Segment Open
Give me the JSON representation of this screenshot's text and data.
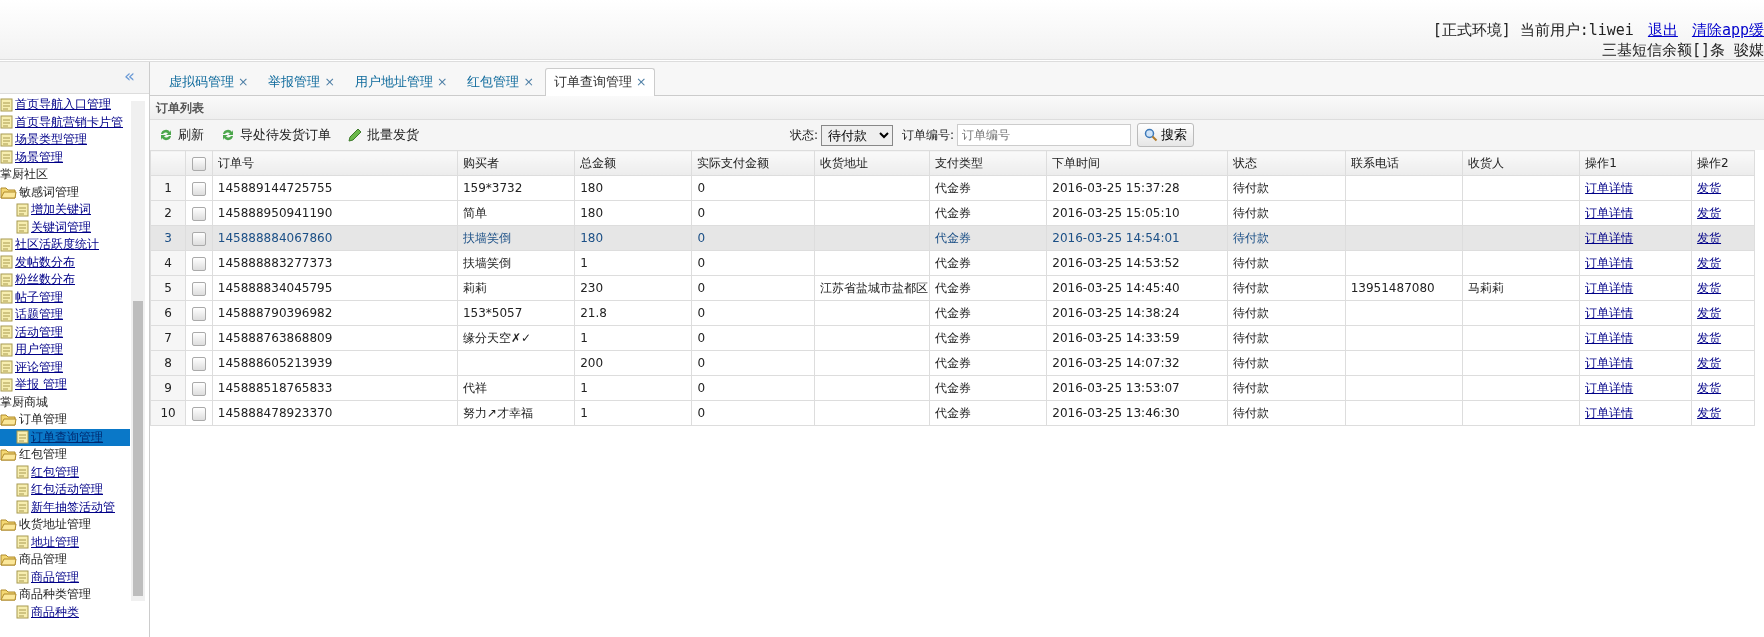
{
  "header": {
    "env": "[正式环境]",
    "user_label": "当前用户:liwei",
    "links": [
      "退出",
      "清除app缓"
    ],
    "sms_line": "三基短信余额[]条  骏媒"
  },
  "sidebar": {
    "collapse": "«",
    "sections": [
      {
        "items": [
          {
            "label": "首页导航入口管理",
            "kind": "page",
            "selected": false
          },
          {
            "label": "首页导航营销卡片管",
            "kind": "page",
            "selected": false
          },
          {
            "label": "场景类型管理",
            "kind": "page",
            "selected": false
          },
          {
            "label": "场景管理",
            "kind": "page",
            "selected": false
          }
        ]
      },
      {
        "title": "掌厨社区",
        "items": [
          {
            "label": "敏感词管理",
            "kind": "folder",
            "selected": false,
            "children": [
              {
                "label": "增加关键词",
                "kind": "page",
                "selected": false
              },
              {
                "label": "关键词管理",
                "kind": "page",
                "selected": false
              }
            ]
          },
          {
            "label": "社区活跃度统计",
            "kind": "page",
            "selected": false
          },
          {
            "label": "发帖数分布",
            "kind": "page",
            "selected": false
          },
          {
            "label": "粉丝数分布",
            "kind": "page",
            "selected": false
          },
          {
            "label": "帖子管理",
            "kind": "page",
            "selected": false
          },
          {
            "label": "话题管理",
            "kind": "page",
            "selected": false
          },
          {
            "label": "活动管理",
            "kind": "page",
            "selected": false
          },
          {
            "label": "用户管理",
            "kind": "page",
            "selected": false
          },
          {
            "label": "评论管理",
            "kind": "page",
            "selected": false
          },
          {
            "label": "举报 管理",
            "kind": "page",
            "selected": false
          }
        ]
      },
      {
        "title": "掌厨商城",
        "items": [
          {
            "label": "订单管理",
            "kind": "folder",
            "selected": false,
            "children": [
              {
                "label": "订单查询管理",
                "kind": "page",
                "selected": true
              }
            ]
          },
          {
            "label": "红包管理",
            "kind": "folder",
            "selected": false,
            "children": [
              {
                "label": "红包管理",
                "kind": "page",
                "selected": false
              },
              {
                "label": "红包活动管理",
                "kind": "page",
                "selected": false
              },
              {
                "label": "新年抽签活动管",
                "kind": "page",
                "selected": false
              }
            ]
          },
          {
            "label": "收货地址管理",
            "kind": "folder",
            "selected": false,
            "children": [
              {
                "label": "地址管理",
                "kind": "page",
                "selected": false
              }
            ]
          },
          {
            "label": "商品管理",
            "kind": "folder",
            "selected": false,
            "children": [
              {
                "label": "商品管理",
                "kind": "page",
                "selected": false
              }
            ]
          },
          {
            "label": "商品种类管理",
            "kind": "folder",
            "selected": false,
            "children": [
              {
                "label": "商品种类",
                "kind": "page",
                "selected": false
              }
            ]
          }
        ]
      }
    ]
  },
  "tabs": [
    {
      "label": "虚拟码管理",
      "close": "×",
      "selected": false
    },
    {
      "label": "举报管理",
      "close": "×",
      "selected": false
    },
    {
      "label": "用户地址管理",
      "close": "×",
      "selected": false
    },
    {
      "label": "红包管理",
      "close": "×",
      "selected": false
    },
    {
      "label": "订单查询管理",
      "close": "×",
      "selected": true
    }
  ],
  "panel_title": "订单列表",
  "toolbar": {
    "buttons": [
      {
        "label": "刷新",
        "kind": "refresh"
      },
      {
        "label": "导处待发货订单",
        "kind": "refresh"
      },
      {
        "label": "批量发货",
        "kind": "pencil"
      }
    ],
    "status_label": "状态:",
    "status_value": "待付款",
    "order_label": "订单编号:",
    "order_placeholder": "订单编号",
    "search": "搜索"
  },
  "table": {
    "select_all_checked": false,
    "columns": [
      "订单号",
      "购买者",
      "总金额",
      "实际支付金额",
      "收货地址",
      "支付类型",
      "下单时间",
      "状态",
      "联系电话",
      "收货人",
      "操作1",
      "操作2"
    ],
    "rows": [
      {
        "index": "1",
        "checked": false,
        "selected": false,
        "cells": [
          "145889144725755",
          "159*3732",
          "180",
          "0",
          "",
          "代金券",
          "2016-03-25 15:37:28",
          "待付款",
          "",
          "",
          "订单详情",
          "发货"
        ]
      },
      {
        "index": "2",
        "checked": false,
        "selected": false,
        "cells": [
          "145888950941190",
          "简单",
          "180",
          "0",
          "",
          "代金券",
          "2016-03-25 15:05:10",
          "待付款",
          "",
          "",
          "订单详情",
          "发货"
        ]
      },
      {
        "index": "3",
        "checked": false,
        "selected": true,
        "cells": [
          "145888884067860",
          "扶墙笑倒",
          "180",
          "0",
          "",
          "代金券",
          "2016-03-25 14:54:01",
          "待付款",
          "",
          "",
          "订单详情",
          "发货"
        ]
      },
      {
        "index": "4",
        "checked": false,
        "selected": false,
        "cells": [
          "145888883277373",
          "扶墙笑倒",
          "1",
          "0",
          "",
          "代金券",
          "2016-03-25 14:53:52",
          "待付款",
          "",
          "",
          "订单详情",
          "发货"
        ]
      },
      {
        "index": "5",
        "checked": false,
        "selected": false,
        "cells": [
          "145888834045795",
          "莉莉",
          "230",
          "0",
          "江苏省盐城市盐都区",
          "代金券",
          "2016-03-25 14:45:40",
          "待付款",
          "13951487080",
          "马莉莉",
          "订单详情",
          "发货"
        ]
      },
      {
        "index": "6",
        "checked": false,
        "selected": false,
        "cells": [
          "145888790396982",
          "153*5057",
          "21.8",
          "0",
          "",
          "代金券",
          "2016-03-25 14:38:24",
          "待付款",
          "",
          "",
          "订单详情",
          "发货"
        ]
      },
      {
        "index": "7",
        "checked": false,
        "selected": false,
        "cells": [
          "145888763868809",
          "缘分天空✗✓",
          "1",
          "0",
          "",
          "代金券",
          "2016-03-25 14:33:59",
          "待付款",
          "",
          "",
          "订单详情",
          "发货"
        ]
      },
      {
        "index": "8",
        "checked": false,
        "selected": false,
        "cells": [
          "145888605213939",
          "",
          "200",
          "0",
          "",
          "代金券",
          "2016-03-25 14:07:32",
          "待付款",
          "",
          "",
          "订单详情",
          "发货"
        ]
      },
      {
        "index": "9",
        "checked": false,
        "selected": false,
        "cells": [
          "145888518765833",
          "代祥",
          "1",
          "0",
          "",
          "代金券",
          "2016-03-25 13:53:07",
          "待付款",
          "",
          "",
          "订单详情",
          "发货"
        ]
      },
      {
        "index": "10",
        "checked": false,
        "selected": false,
        "cells": [
          "145888478923370",
          "努力↗才幸福",
          "1",
          "0",
          "",
          "代金券",
          "2016-03-25 13:46:30",
          "待付款",
          "",
          "",
          "订单详情",
          "发货"
        ]
      }
    ]
  }
}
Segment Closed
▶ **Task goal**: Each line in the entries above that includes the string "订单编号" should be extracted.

▶ **Answer below**:
    "order_label": "订单编号:",
    "order_placeholder": "订单编号",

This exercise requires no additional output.